Such events are characterised by their extreme rarity, their severe impact, and the widespread financial damage that ensues.
As I write this website today, we are in the middle of the Covid-19 pandemic of 2020-2021, where most of the world has been in an unprecedented “lockdown”, which is obviously not very good for business, or stock markets.
If you looked at the world index in March 2020, it would show the dramatic and sudden collapse of the stock markets during the last week of March 2020. Billions, if not trillions of Pounds and Dollars were lost from the markets during that week, and every stock market investor in the world will have suffered some degree of losses.
Interestingly, the graph also shows the remarkable recovery of the markets to where they originally were, in just under five months. Inexperienced investors may have panicked and sold out with such an event, crystallising their losses, whereas more experienced investors will have used this opportunity to buy more assets at reduced prices.
Other black swan events of recent decades include the terror attacks of 9/11 and the financial crises of 2008.
Black swan events are unpredictable and potentially very financially damaging. By the time the event has happened, the markets will have crashed, you will have already incurred papers loses compared to where you were the previous day, and selling your assets in a panic could just crystallise those losses as noted above.
The more logical response to such events by long term investors is just to sit tight and wait it out. You may even decide to buy more assets at such a reduced price, knowing that in the long term, the prices should rise again.

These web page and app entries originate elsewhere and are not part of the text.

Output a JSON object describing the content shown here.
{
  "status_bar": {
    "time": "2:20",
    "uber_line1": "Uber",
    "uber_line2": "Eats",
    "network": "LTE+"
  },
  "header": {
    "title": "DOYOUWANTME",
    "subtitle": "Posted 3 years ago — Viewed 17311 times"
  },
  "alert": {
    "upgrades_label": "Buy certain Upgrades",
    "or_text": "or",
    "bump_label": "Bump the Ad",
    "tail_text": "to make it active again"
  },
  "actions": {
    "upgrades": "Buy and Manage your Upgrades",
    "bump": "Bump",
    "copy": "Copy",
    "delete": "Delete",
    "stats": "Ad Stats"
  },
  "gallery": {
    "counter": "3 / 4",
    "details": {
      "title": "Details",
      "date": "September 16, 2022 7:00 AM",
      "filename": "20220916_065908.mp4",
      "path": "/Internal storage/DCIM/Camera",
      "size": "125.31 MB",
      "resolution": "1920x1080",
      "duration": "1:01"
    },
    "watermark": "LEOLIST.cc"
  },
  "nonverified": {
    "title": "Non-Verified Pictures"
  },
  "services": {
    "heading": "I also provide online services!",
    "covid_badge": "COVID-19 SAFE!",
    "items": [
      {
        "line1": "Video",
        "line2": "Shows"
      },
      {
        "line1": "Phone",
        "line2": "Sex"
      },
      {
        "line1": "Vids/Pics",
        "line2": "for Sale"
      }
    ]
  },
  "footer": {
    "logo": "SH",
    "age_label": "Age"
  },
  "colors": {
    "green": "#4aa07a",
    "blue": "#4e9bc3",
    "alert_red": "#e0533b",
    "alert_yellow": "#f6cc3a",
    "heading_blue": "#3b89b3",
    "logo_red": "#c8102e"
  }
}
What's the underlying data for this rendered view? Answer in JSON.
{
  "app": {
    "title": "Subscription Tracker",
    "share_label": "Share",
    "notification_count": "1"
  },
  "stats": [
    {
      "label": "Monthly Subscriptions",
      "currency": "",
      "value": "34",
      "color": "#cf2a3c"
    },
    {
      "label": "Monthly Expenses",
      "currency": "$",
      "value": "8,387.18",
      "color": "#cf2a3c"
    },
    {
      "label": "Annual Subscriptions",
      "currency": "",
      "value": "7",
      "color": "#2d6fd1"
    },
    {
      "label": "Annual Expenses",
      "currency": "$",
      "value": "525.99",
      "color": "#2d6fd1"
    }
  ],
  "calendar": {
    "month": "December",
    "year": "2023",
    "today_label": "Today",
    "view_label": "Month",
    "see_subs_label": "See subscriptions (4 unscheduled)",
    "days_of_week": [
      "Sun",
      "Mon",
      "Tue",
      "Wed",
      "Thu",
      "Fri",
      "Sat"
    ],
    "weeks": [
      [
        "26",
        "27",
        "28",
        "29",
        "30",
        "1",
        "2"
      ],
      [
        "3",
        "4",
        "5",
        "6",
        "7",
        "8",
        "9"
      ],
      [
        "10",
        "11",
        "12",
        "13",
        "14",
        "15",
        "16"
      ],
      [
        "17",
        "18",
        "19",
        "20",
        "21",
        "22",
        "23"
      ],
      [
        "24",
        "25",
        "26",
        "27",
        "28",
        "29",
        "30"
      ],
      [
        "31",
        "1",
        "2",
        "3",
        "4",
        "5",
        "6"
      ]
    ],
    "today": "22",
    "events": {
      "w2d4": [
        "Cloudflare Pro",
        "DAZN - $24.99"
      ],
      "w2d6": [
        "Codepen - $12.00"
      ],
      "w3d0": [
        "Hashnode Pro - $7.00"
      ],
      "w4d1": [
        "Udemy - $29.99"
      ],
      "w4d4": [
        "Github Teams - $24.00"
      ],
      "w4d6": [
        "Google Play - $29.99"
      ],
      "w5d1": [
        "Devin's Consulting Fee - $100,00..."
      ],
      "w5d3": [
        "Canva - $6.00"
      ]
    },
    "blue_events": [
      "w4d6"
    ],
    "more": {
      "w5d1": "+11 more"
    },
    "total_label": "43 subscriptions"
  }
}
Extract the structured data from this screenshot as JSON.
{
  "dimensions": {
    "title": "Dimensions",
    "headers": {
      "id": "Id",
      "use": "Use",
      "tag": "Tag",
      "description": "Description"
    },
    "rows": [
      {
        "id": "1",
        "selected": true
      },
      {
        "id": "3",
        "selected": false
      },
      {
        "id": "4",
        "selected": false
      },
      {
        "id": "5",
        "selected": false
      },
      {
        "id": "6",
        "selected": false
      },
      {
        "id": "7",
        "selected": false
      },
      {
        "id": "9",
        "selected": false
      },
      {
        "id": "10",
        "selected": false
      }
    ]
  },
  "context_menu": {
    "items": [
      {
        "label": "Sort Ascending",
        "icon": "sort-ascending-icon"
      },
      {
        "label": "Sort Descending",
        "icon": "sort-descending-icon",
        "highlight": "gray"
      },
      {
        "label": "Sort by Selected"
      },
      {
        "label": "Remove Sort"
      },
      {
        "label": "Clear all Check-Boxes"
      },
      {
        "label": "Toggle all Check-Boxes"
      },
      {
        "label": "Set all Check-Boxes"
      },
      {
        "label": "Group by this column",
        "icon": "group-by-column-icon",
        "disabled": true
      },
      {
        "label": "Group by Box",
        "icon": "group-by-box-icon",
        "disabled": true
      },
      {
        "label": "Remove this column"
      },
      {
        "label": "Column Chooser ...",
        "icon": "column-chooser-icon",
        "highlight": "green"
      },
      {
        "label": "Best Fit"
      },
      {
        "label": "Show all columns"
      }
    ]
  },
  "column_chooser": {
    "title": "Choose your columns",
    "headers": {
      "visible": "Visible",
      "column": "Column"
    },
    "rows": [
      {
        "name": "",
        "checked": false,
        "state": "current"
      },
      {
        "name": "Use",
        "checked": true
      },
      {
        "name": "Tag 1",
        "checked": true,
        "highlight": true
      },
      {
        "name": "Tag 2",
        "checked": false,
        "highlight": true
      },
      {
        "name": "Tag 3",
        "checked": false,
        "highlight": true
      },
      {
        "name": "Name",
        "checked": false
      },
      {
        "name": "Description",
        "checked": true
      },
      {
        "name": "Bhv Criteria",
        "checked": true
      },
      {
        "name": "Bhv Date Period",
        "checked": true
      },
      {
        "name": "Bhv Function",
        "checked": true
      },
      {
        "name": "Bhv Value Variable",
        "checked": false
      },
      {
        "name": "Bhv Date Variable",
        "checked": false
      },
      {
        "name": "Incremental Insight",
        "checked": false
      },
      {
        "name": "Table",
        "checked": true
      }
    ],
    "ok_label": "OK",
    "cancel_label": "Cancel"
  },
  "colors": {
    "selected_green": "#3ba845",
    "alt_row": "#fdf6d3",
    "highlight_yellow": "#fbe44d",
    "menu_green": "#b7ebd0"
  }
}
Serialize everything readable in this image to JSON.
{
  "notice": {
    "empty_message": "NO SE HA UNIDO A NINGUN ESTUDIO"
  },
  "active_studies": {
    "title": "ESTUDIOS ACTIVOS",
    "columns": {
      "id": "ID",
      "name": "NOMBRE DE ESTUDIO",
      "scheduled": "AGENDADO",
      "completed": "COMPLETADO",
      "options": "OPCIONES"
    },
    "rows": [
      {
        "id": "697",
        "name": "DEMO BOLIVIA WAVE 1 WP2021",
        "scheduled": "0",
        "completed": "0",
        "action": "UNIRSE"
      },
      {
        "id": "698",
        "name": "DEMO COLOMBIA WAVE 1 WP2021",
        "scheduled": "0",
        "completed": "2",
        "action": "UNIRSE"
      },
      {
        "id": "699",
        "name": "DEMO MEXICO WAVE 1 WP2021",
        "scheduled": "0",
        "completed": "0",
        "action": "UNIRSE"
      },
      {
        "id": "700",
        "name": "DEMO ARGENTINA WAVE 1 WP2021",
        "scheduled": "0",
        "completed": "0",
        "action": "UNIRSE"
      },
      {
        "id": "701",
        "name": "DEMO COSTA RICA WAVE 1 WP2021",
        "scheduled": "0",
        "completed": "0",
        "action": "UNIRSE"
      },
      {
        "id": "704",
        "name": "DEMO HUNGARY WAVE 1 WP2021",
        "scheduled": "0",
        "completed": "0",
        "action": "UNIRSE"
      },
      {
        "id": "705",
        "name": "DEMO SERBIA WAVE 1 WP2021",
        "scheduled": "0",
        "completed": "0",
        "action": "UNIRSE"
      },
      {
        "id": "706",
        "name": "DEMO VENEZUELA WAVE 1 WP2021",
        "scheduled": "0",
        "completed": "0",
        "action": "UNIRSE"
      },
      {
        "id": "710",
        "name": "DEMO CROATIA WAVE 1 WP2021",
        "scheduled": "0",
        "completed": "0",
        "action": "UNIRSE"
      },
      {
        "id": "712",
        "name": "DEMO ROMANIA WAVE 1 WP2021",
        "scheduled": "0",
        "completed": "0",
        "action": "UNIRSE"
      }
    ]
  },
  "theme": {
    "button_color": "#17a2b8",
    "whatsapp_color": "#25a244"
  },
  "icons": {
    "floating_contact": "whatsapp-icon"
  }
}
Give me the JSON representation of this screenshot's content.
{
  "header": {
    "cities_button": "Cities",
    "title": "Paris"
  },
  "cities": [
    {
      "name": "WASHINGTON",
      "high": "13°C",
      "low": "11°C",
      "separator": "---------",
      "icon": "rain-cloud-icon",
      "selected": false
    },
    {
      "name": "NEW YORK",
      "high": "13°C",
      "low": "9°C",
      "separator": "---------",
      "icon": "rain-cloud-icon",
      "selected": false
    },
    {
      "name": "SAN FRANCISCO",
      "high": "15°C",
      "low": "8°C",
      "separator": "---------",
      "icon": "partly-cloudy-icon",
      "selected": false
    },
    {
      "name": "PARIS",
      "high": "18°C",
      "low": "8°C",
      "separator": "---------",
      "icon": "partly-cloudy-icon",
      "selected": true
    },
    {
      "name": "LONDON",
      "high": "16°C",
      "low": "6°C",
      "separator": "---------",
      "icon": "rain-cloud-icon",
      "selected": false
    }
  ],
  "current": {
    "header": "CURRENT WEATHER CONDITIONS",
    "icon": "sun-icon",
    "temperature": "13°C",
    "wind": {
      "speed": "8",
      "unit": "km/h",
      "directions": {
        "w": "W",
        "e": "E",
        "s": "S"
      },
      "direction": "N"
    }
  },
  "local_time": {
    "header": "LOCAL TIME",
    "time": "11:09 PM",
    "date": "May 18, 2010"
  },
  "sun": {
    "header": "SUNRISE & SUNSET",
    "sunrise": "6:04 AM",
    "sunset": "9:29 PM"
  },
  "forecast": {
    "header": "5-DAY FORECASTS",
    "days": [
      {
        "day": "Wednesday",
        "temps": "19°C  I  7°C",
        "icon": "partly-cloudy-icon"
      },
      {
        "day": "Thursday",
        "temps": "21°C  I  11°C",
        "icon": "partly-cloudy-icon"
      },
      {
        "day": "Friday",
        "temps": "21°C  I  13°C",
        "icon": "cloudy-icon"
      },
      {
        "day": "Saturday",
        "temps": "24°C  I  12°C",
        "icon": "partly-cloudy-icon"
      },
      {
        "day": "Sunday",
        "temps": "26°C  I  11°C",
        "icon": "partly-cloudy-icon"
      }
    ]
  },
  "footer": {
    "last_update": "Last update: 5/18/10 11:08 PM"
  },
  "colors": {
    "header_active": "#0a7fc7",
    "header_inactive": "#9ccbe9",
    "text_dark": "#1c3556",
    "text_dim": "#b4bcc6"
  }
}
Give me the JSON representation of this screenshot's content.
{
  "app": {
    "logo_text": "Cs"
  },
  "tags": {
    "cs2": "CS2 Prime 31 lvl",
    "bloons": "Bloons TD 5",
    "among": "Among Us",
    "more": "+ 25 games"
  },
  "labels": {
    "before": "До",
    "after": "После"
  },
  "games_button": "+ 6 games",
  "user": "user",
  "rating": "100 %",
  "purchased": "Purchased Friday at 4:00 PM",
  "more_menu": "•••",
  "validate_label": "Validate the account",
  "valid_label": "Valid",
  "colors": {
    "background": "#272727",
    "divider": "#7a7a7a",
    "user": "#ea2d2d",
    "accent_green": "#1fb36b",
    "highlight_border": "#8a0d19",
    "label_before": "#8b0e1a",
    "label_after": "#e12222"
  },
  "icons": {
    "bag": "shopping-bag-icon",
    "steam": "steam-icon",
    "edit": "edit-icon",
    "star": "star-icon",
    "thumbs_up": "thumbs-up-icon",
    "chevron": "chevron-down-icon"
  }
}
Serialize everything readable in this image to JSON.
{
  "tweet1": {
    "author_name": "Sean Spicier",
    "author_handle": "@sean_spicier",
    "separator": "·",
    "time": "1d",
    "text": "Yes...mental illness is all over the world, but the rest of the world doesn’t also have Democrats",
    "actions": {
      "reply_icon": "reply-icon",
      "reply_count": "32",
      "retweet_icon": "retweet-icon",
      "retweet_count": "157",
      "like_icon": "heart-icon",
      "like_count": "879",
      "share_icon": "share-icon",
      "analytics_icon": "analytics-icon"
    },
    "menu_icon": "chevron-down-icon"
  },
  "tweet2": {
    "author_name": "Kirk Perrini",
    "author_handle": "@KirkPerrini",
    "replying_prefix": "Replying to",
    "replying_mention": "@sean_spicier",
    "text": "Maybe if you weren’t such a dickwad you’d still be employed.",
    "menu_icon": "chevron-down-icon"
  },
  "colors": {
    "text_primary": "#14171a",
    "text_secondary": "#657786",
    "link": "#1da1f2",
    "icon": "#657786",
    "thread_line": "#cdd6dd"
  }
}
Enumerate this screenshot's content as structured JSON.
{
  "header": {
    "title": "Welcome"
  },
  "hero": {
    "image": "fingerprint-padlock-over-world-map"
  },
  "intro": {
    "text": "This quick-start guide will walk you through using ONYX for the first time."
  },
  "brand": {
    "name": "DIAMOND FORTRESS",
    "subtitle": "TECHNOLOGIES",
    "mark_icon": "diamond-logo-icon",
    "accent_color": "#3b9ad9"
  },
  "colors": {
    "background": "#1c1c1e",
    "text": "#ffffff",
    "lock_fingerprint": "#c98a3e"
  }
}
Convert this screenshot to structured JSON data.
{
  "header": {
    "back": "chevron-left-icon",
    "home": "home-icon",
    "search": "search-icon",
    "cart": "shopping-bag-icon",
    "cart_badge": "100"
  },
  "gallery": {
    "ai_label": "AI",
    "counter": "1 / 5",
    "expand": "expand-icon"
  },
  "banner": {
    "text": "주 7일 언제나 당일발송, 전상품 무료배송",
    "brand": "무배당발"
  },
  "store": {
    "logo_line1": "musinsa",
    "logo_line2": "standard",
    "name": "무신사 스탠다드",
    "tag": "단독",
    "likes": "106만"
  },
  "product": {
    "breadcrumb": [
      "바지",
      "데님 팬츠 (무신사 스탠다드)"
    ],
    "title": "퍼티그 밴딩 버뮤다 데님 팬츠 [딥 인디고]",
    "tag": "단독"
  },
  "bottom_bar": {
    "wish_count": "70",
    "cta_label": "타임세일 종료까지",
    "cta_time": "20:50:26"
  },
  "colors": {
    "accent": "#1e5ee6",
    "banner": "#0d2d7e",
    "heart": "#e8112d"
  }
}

Sale now on!
Following two consecutive days of circa 10% falls in the market, I noticed that the FTSE all share index was trading at the same level it was ten years earlier, and so I used this current market event, to add to my positions.
This was in effect, simply buying assets cheaply in the sales!
In the ten year FTSE all share graph, you could see that the low point of March 2020 of just under 3200, was a similar position to where it was in 2011. Therefore allowing investors to buy the index at prices last seen nearly a decade ago.
The key takeaway here is just to know that these events happen every once in a while, and to be aware of the likely short term damage to your investments.
It’s not nice, it feels unpleasant to say the least, but there isn’t much you can do about it, other than educate yourself, and be prepared.
FACT: Significant falls in the world’s stock markets are often followed by an equally significant move upwards soon afterwards. If you sell your assets in a panic, you may lock in the losses of the fall, but miss the subsequent rise.